• [Work instruction] Find every line of the records that has "java" and return it.

#####

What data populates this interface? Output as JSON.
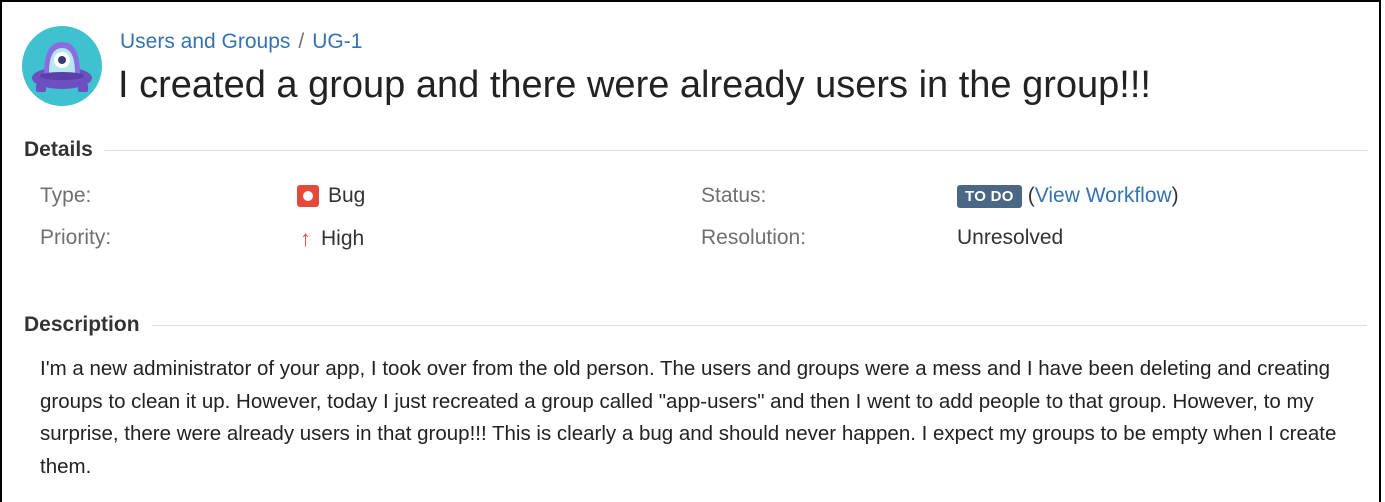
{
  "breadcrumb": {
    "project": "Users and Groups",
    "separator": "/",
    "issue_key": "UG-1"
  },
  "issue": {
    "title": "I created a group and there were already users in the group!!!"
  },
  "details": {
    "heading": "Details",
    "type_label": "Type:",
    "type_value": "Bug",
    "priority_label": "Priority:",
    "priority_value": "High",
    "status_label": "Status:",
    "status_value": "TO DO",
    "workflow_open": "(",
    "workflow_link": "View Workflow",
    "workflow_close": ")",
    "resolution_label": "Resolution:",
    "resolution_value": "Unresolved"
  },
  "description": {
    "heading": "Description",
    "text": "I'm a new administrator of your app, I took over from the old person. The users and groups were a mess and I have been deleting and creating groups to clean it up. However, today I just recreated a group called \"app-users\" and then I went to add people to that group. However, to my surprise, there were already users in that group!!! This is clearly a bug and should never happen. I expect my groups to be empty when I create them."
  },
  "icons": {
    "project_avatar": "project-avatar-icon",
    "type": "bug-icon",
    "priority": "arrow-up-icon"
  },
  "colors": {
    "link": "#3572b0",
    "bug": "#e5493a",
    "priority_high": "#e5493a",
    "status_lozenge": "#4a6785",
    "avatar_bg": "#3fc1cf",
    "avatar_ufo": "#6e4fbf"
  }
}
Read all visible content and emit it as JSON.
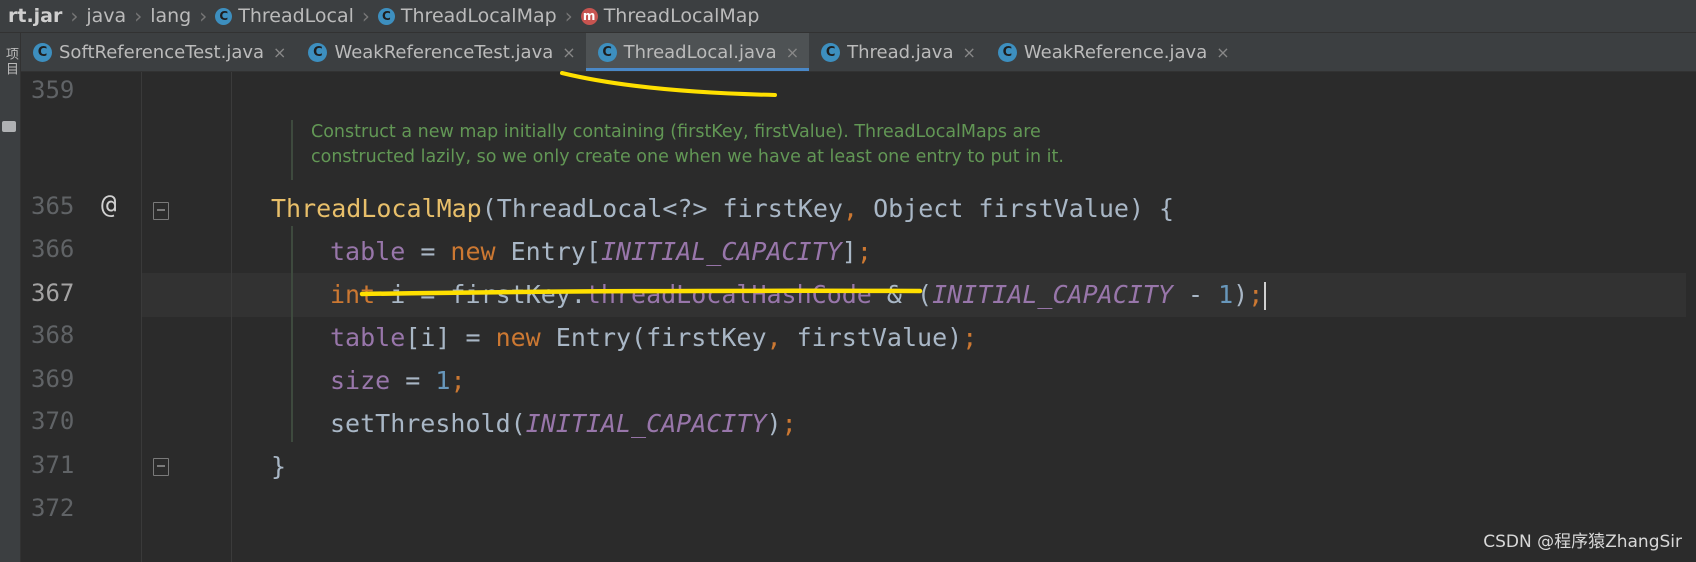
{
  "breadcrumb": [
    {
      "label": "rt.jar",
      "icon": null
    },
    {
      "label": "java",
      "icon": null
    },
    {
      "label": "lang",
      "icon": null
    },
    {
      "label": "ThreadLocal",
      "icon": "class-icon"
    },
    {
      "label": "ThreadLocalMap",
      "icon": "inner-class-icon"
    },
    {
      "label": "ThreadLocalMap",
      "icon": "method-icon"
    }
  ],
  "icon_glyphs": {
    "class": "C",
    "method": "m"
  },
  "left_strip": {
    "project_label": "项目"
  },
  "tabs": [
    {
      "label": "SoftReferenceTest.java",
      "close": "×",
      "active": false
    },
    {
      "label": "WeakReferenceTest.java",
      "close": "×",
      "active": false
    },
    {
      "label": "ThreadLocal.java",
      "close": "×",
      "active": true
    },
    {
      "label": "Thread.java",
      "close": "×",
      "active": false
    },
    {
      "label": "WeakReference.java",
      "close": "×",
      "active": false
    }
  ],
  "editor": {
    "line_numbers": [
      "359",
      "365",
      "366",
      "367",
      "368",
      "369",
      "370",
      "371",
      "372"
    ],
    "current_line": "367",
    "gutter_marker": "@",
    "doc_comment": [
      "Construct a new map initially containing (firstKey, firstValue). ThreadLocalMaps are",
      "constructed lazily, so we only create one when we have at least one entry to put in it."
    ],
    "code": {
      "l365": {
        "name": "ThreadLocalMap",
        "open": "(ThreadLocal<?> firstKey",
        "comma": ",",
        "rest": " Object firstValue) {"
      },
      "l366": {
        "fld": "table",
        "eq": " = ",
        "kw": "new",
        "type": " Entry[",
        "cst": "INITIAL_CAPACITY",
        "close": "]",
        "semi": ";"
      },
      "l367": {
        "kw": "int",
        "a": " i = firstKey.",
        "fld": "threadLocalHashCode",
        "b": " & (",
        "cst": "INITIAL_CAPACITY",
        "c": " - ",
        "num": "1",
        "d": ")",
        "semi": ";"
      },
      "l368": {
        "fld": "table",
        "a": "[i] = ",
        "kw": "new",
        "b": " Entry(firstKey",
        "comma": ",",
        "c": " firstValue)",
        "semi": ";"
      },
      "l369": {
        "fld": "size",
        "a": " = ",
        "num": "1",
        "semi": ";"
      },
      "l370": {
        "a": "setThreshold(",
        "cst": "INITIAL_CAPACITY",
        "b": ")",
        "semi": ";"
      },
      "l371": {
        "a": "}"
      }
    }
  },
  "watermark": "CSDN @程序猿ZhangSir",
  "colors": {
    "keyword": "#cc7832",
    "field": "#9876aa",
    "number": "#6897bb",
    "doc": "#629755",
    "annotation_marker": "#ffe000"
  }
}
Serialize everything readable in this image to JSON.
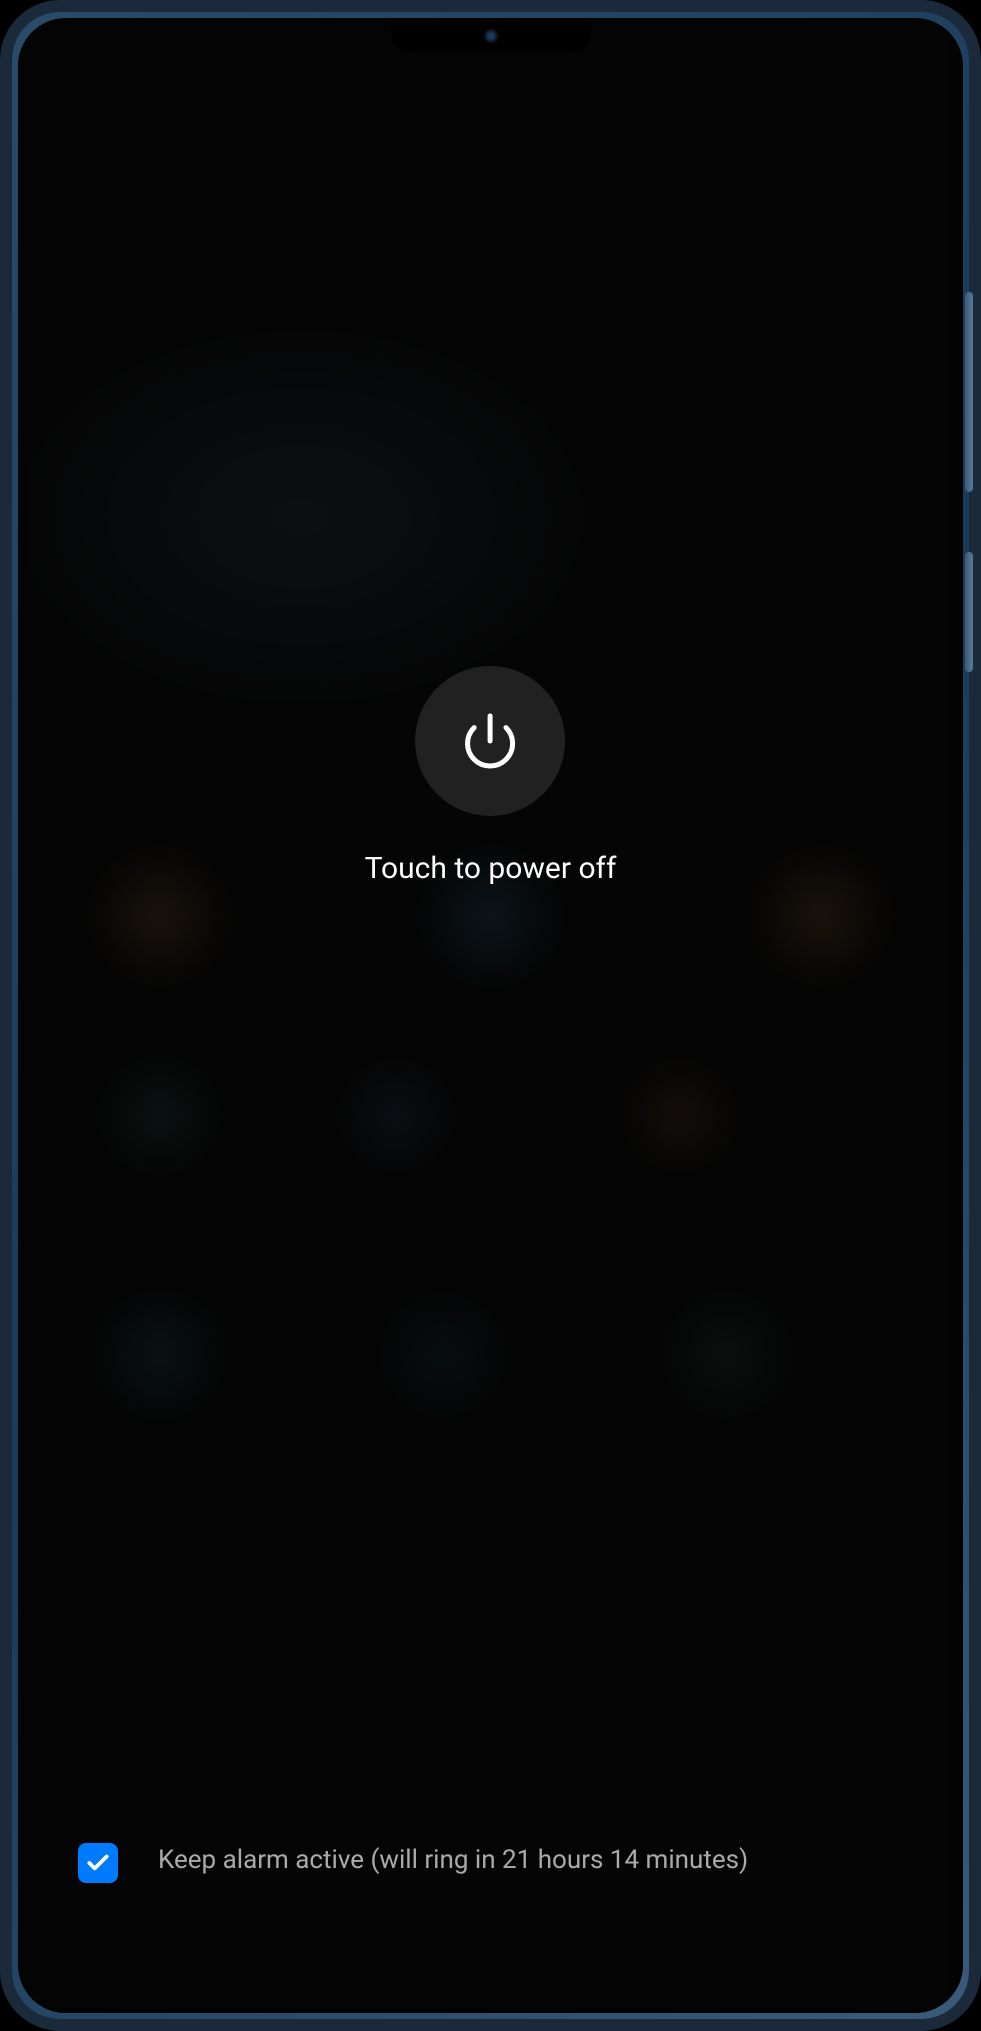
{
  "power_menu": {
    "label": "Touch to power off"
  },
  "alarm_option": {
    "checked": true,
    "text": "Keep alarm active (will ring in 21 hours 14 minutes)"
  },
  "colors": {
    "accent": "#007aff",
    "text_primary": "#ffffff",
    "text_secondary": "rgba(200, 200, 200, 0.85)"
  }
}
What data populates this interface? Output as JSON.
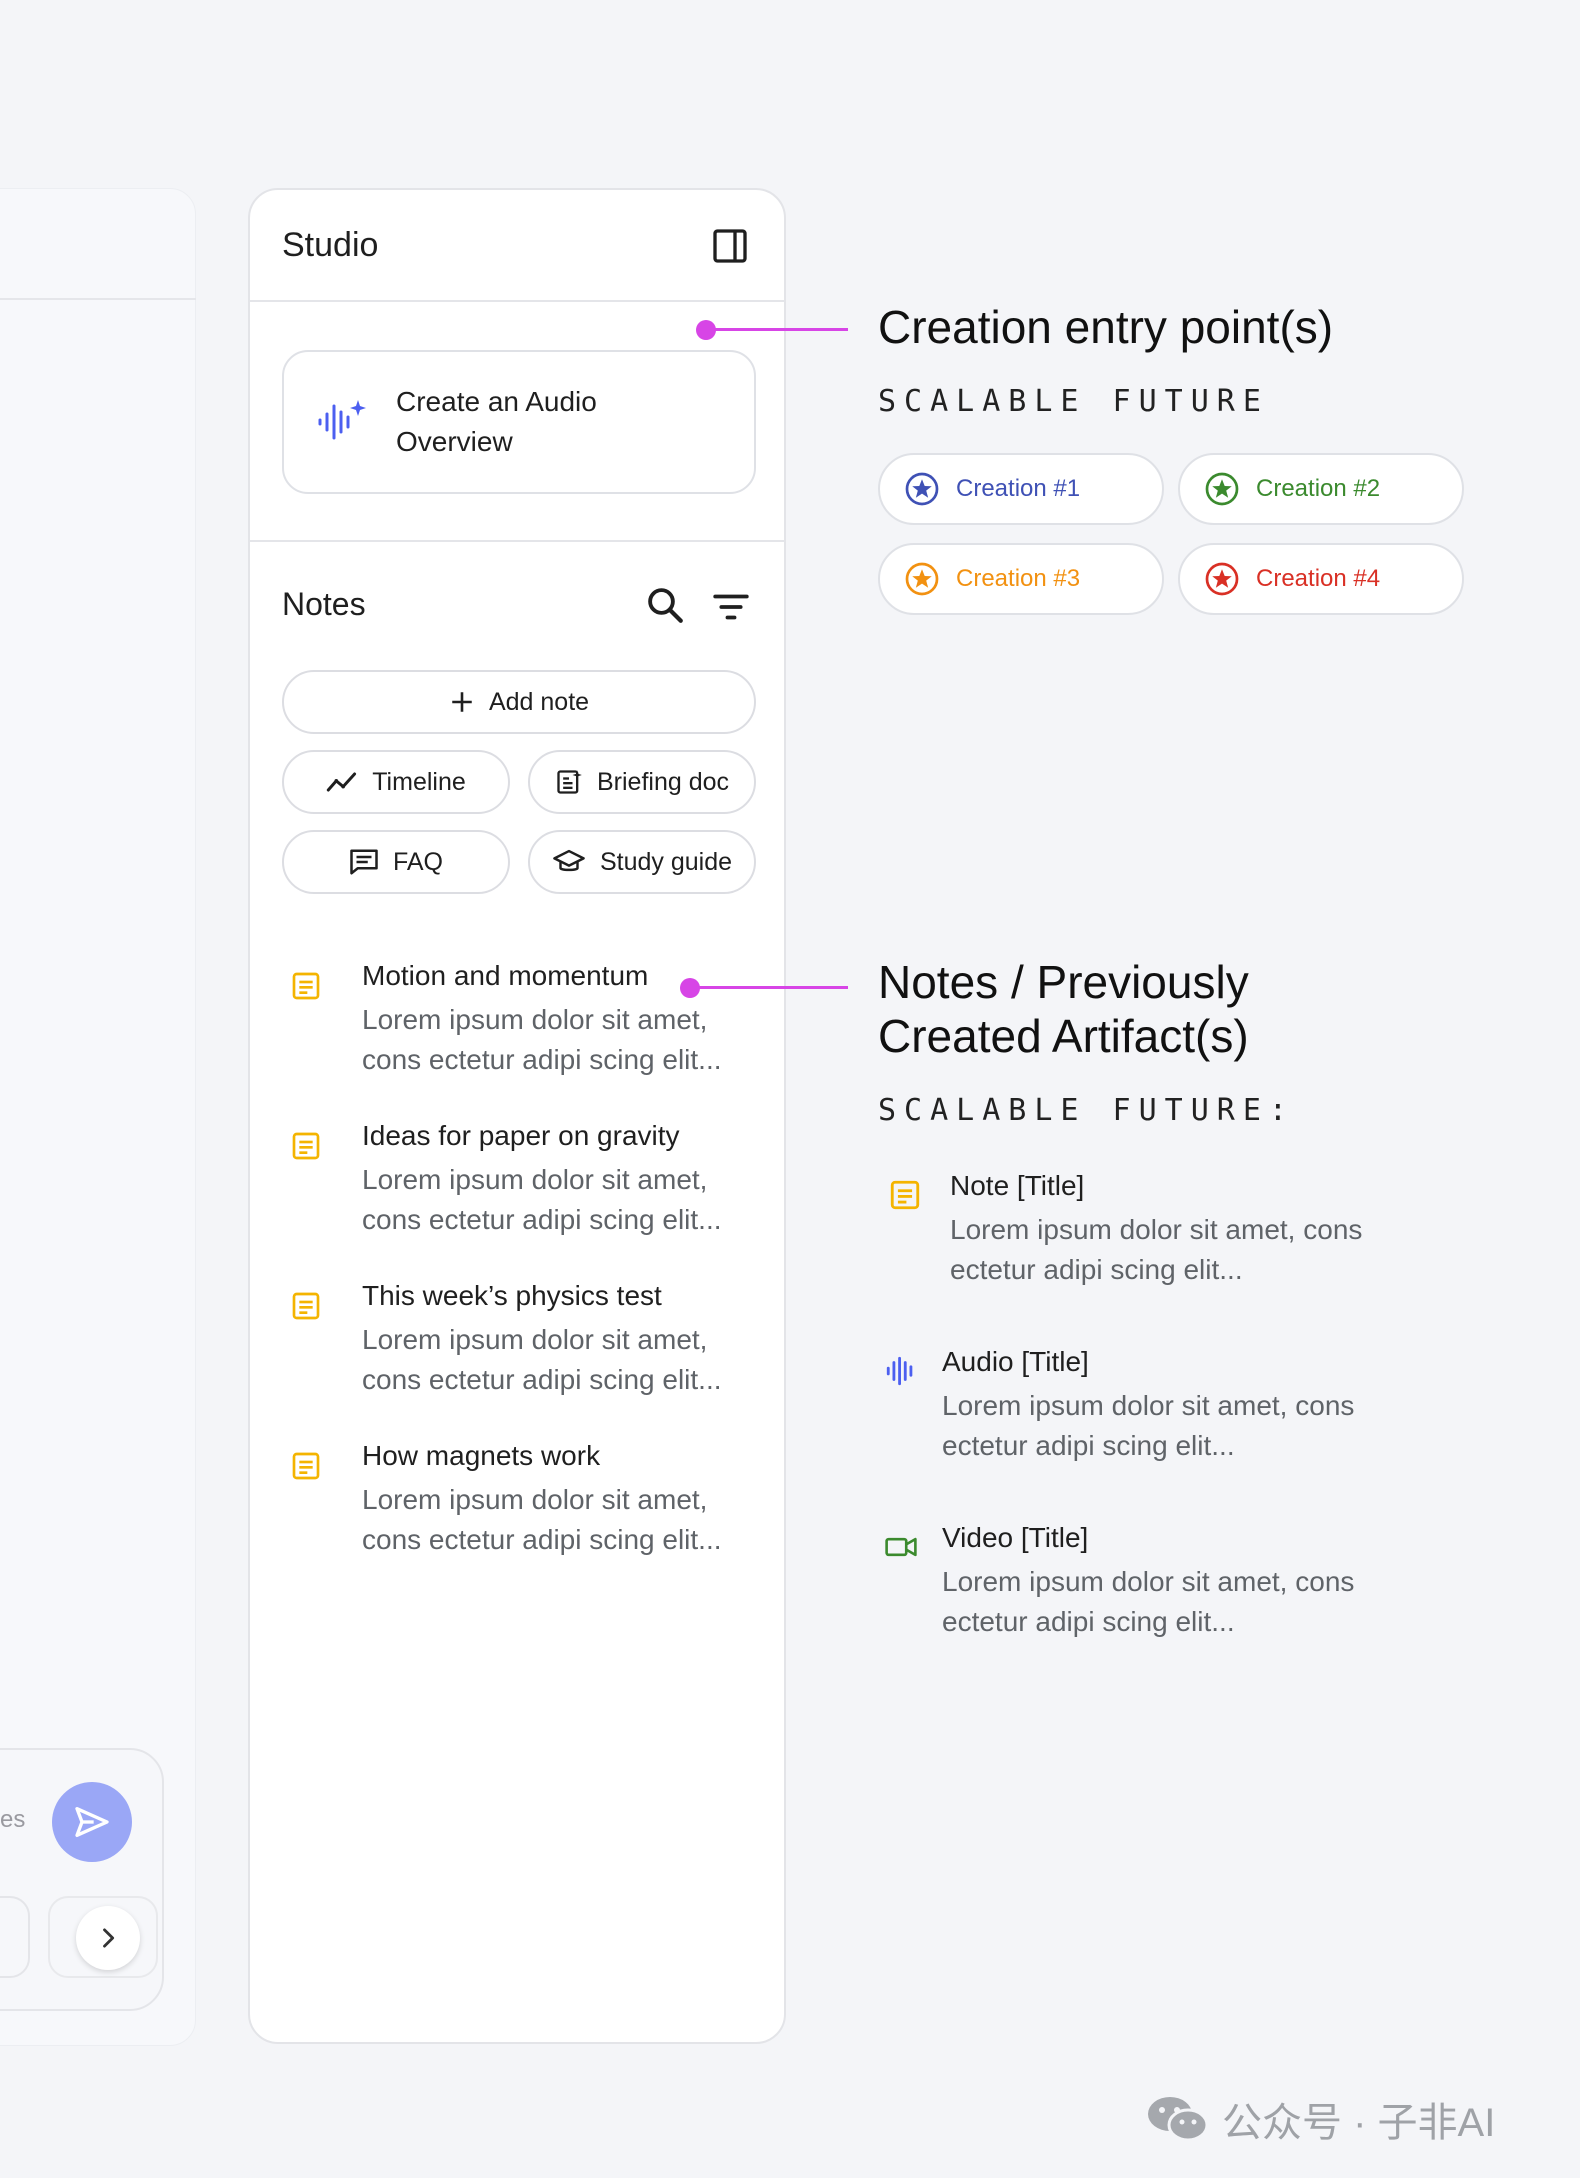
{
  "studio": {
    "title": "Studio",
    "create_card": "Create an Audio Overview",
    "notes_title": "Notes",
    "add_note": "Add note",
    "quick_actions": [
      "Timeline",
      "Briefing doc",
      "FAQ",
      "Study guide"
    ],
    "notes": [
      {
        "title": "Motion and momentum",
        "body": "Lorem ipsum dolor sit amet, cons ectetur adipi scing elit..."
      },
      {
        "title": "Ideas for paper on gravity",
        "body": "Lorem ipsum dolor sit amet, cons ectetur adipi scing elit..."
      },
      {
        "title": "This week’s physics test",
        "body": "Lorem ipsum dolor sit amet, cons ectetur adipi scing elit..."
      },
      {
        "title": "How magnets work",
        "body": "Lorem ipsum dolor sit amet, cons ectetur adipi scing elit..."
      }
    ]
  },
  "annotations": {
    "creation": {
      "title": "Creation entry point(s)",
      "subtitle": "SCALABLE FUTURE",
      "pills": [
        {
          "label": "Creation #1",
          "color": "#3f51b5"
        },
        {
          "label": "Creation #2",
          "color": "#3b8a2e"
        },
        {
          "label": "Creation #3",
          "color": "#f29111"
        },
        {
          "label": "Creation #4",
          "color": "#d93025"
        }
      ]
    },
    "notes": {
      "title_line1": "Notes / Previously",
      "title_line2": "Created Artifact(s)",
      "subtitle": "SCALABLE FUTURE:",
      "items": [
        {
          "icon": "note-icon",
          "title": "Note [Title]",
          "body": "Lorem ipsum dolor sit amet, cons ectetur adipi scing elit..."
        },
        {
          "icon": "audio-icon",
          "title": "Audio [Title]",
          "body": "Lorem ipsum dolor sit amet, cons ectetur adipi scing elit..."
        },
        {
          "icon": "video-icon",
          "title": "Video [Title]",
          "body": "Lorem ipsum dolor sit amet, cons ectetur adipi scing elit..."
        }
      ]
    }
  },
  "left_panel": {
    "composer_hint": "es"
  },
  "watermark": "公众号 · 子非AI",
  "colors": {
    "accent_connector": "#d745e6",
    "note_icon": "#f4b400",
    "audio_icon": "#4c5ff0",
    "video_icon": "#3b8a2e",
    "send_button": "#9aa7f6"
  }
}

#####

• [Result of this exercise]
      "label": "java",
      "label": "SoftReferenceTest.java",
      "label": "WeakReferenceTest.java",
      "label": "ThreadLocal.java",
      "label": "Thread.java",
      "label": "WeakReference.java",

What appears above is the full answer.